Many birds sing to woo females, but some hummingbirds go to great lengths to do so. They climb to between 5 and 40 metres before plummeting past perched females in death-defying dives. They pull up at the last minute, spread their tail feathers and produce a loud chirpy song. The song comes not from the birds' mouths, but from their tails. The splayed tail feathers vibrate as air rushes past them, causing them to flutter.
Flutter sounds colloquial and innocuous, but it can be deadly. It's what happens when air, moving at just the right speed, zooms past objects with just the right stiffness, setting up large and potentially disastrous vibrations. Flutter brought down the passenger plane Braniff Airways Flight 542, killing everyone on board. Flutter wrecked the Tahoma Narrows Bridge, causing it to warp and twist like a piece of rope. But flutter also ensures that male hummingbirds get some action.
Christopher Clark from the Peabody Museum of Natural History has found that males of different hummingbird species have their own unique tail songs. Their feathers that flutter at different frequencies, and the sounds produced by different feathers blend into one another. This allows each male bird to create an entire symphony with its bottom, independently of its calls or the famous humming noise produced by its wings. These songs tell eavesdropping females about the male's species, as well as his quality.
Clark clipped tail feathers from 14 different hummingbird species and placed them in a wind tunnel. As the air swept past, Clark measured the feathers' vibrations using a laser Doppler vibrometer – a device that engineers use to inspect everything from speakers to bridges. He also recorded the sounds they made using a microphone.

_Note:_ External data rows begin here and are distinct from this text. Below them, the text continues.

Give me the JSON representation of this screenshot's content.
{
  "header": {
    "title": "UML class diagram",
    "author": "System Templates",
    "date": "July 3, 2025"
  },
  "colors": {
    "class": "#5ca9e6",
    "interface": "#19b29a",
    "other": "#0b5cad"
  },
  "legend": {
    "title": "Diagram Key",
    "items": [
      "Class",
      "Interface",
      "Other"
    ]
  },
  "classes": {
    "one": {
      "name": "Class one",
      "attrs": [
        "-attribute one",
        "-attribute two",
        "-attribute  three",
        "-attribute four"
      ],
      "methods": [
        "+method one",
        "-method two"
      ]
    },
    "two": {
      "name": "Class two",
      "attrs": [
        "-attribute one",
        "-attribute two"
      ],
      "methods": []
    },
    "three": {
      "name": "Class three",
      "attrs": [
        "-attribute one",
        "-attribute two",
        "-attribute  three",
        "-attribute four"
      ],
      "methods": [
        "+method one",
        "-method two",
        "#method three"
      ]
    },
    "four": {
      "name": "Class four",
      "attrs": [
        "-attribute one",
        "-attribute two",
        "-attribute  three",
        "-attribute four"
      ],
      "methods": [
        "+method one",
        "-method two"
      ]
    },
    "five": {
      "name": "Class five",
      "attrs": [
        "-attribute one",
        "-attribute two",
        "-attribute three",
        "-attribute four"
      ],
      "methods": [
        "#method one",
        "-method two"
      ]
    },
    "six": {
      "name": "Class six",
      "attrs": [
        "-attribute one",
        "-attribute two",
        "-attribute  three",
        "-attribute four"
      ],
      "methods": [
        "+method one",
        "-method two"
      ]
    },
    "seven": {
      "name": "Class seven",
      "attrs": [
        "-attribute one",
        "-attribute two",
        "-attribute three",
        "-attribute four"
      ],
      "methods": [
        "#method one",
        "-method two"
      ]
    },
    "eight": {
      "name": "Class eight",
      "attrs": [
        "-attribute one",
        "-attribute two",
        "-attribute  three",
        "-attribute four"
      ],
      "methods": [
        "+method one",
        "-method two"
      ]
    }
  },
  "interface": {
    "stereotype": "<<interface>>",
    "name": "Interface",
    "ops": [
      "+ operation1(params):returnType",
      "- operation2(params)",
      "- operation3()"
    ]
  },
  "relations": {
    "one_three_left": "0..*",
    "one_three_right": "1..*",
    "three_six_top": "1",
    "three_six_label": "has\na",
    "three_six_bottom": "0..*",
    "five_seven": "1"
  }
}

At both low and high wind speeds, the feathers were silent. The tail feathers only fluttered in the right way at intermediate speeds, matching those that the birds dive at. The feathers are very finely tuned musical instruments. Tiny changes in their weight, stiffness, size and shape can greatly change the pitch and volume of the sounds they create.
Clark also found that neighbouring feathers interact with one another. In Anna's hummingbird, the second tail feathers from the outside amplify the sounds created by their outermost pair, making them four times louder. In Allen's hummingbird, the third and fourth pairs of tail feathers flutter at different frequencies, creating a symphomy of two tones – the bird also adds a third by singing in the more traditional way. In the Calliope hummingbird, the tail feathers strike one another during the dive, creating a sputtering noise on top of the normal song.

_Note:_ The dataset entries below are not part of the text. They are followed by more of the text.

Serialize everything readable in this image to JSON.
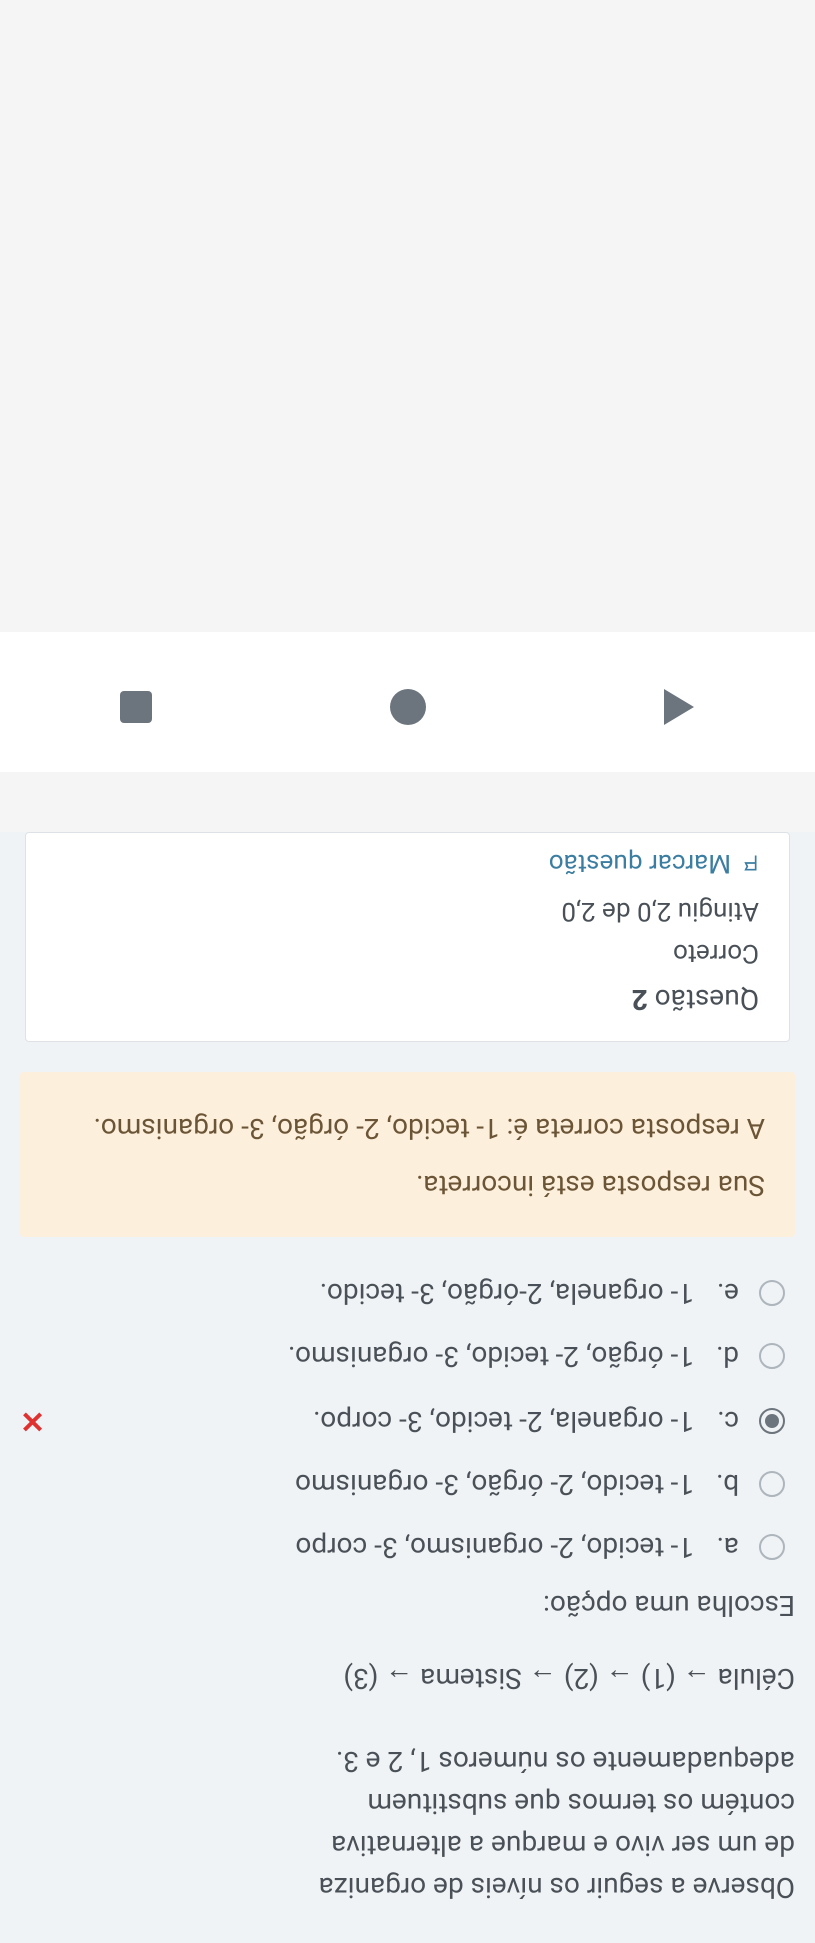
{
  "question": {
    "text_line1": "Observe a seguir os níveis de organiza",
    "text_line2": "de um ser vivo e marque a alternativa",
    "text_line3": "contém os termos que substituem",
    "text_line4": "adequadamente os números 1, 2 e 3.",
    "sequence": "Célula → (1) → (2) → Sistema → (3)",
    "prompt": "Escolha uma opção:"
  },
  "options": {
    "a": {
      "letter": "a.",
      "text": "1- tecido, 2- organismo, 3- corpo"
    },
    "b": {
      "letter": "b.",
      "text": "1- tecido, 2- órgão, 3- organismo"
    },
    "c": {
      "letter": "c.",
      "text": "1- organela, 2- tecido, 3- corpo."
    },
    "d": {
      "letter": "d.",
      "text": "1- órgão, 2- tecido, 3- organismo."
    },
    "e": {
      "letter": "e.",
      "text": "1- organela, 2-órgão, 3- tecido."
    }
  },
  "wrong_mark": "✕",
  "feedback": {
    "title": "Sua resposta está incorreta.",
    "answer": "A resposta correta é: 1- tecido, 2- órgão, 3- organismo."
  },
  "question_card": {
    "title_prefix": "Questão ",
    "number": "2",
    "status": "Correto",
    "score": "Atingiu 2,0 de 2,0",
    "flag_label": "Marcar questão"
  }
}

Clark thinks that the female hummingbirds are behind the great diversity of the males' tail feathers. By developing preferences for songs of subtly different characters, they drove the males to evolve different types of feathers that produced different noises. Just as birds of paradise evolved elaborate visual displays, and bower birds evolved unique collector instincts, so hummingbird tails evolved into a diverse range of musical instruments.

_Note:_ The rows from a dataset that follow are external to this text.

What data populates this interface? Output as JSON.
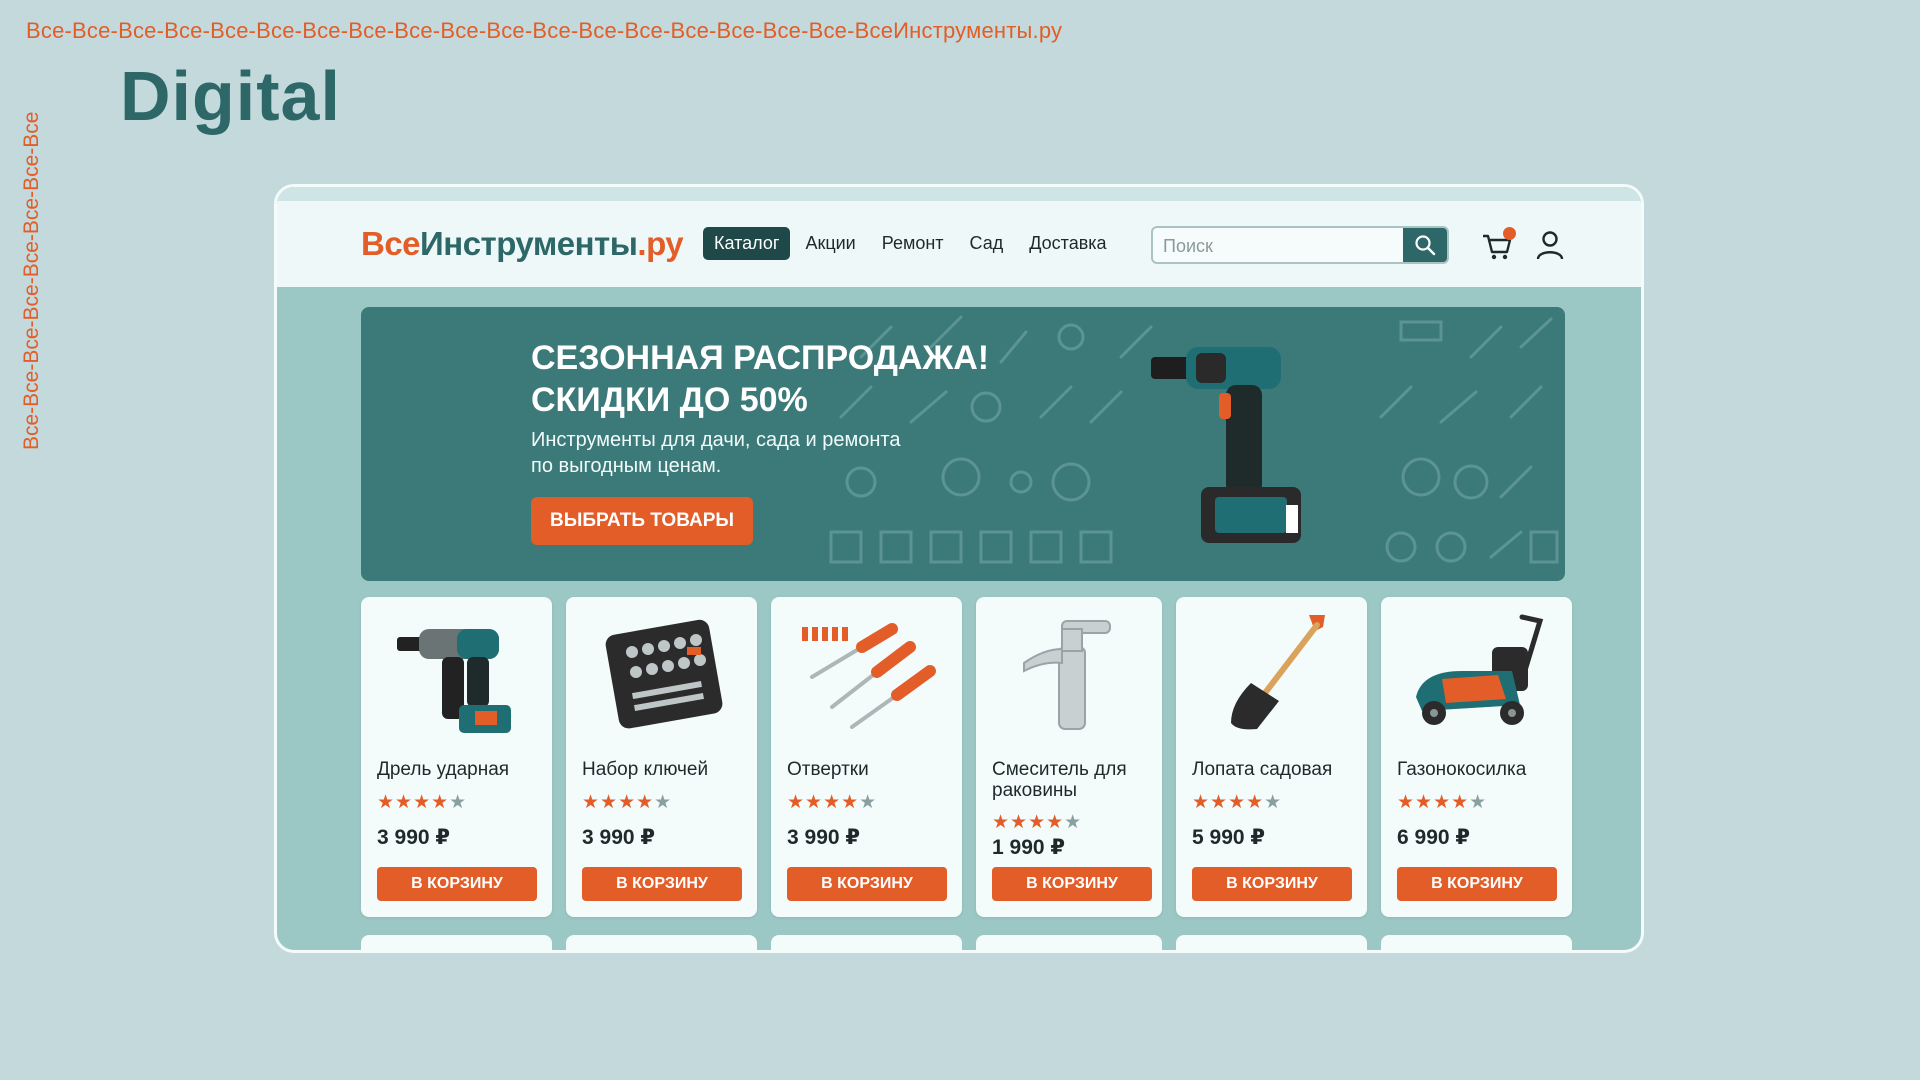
{
  "ticker_top": "Все-Все-Все-Все-Все-Все-Все-Все-Все-Все-Все-Все-Все-Все-Все-Все-Все-Все-ВсеИнструменты.ру",
  "ticker_side": "Все-Все-Все-Все-Все-Все-Все-Все",
  "headline": "Digital",
  "site": {
    "logo": {
      "part1": "Все",
      "part2": "Инструменты",
      "part3": ".ру"
    },
    "nav": [
      {
        "label": "Каталог",
        "active": true
      },
      {
        "label": "Акции"
      },
      {
        "label": "Ремонт"
      },
      {
        "label": "Сад"
      },
      {
        "label": "Доставка"
      }
    ],
    "search": {
      "placeholder": "Поиск",
      "value": ""
    },
    "cart_icon": "cart-icon",
    "user_icon": "user-icon"
  },
  "banner": {
    "title_line1": "СЕЗОННАЯ РАСПРОДАЖА!",
    "title_line2": "СКИДКИ ДО 50%",
    "subtitle_line1": "Инструменты для дачи, сада и ремонта",
    "subtitle_line2": "по выгодным ценам.",
    "button": "ВЫБРАТЬ ТОВАРЫ"
  },
  "products": [
    {
      "name": "Дрель ударная",
      "rating": 4.5,
      "price": "3 990 ₽",
      "button": "В КОРЗИНУ",
      "icon": "drill-icon"
    },
    {
      "name": "Набор ключей",
      "rating": 4.5,
      "price": "3 990 ₽",
      "button": "В КОРЗИНУ",
      "icon": "wrench-set-icon"
    },
    {
      "name": "Отвертки",
      "rating": 4,
      "price": "3 990 ₽",
      "button": "В КОРЗИНУ",
      "icon": "screwdrivers-icon"
    },
    {
      "name": "Смеситель для раковины",
      "rating": 4.5,
      "price": "1 990 ₽",
      "button": "В КОРЗИНУ",
      "icon": "faucet-icon"
    },
    {
      "name": "Лопата садовая",
      "rating": 4.5,
      "price": "5 990 ₽",
      "button": "В КОРЗИНУ",
      "icon": "shovel-icon"
    },
    {
      "name": "Газонокосилка",
      "rating": 4.5,
      "price": "6 990 ₽",
      "button": "В КОРЗИНУ",
      "icon": "lawnmower-icon"
    }
  ],
  "colors": {
    "accent": "#e35d28",
    "brand": "#2d6767",
    "background": "#c4d9db"
  }
}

It's possible that the females originally judged the males by the quality of their dives, and used the fluttering sounds simply as a criterion to review them by. These flights are certainly no simple feat. Anna's hummingbird is just 7 centimetres long and at the fastest point of its dive, it covers 385 times that in every second. For its size, it is the fastest flight of any bird, faster even than the legendary peregrine falcon. It also copes with g-forces that would cause even jet fighter pilots to black out.
In an earlier study, Clark found that the bird's tail feathers create a louder noise the faster it dives. By listening out, a female can get a pretty good idea of how fit a male is, simply by the sound of wind vibrating its tail. It's a brutally honest signal – there is no way that for a weaker male to cheat and produce a loud song. Loud means strong, and probably sex too.
Clark also thinks that such fluttering tones are more common among birds than we realise. You can hear them when ravens, vultures, ducks, loons, woodcocks and flycatchers take to the skies, and the list goes on. Perhaps they too use these sounds to communicate with one another.
Reference: Clark, Elias & Prum. 2011. Aeroelastic Flutter Produces Hummingbird Feather Songs. Science
This post originally appeared on Not Exactly Rocket Science. Images by Anand Varma (top) and Ed Yong (middle).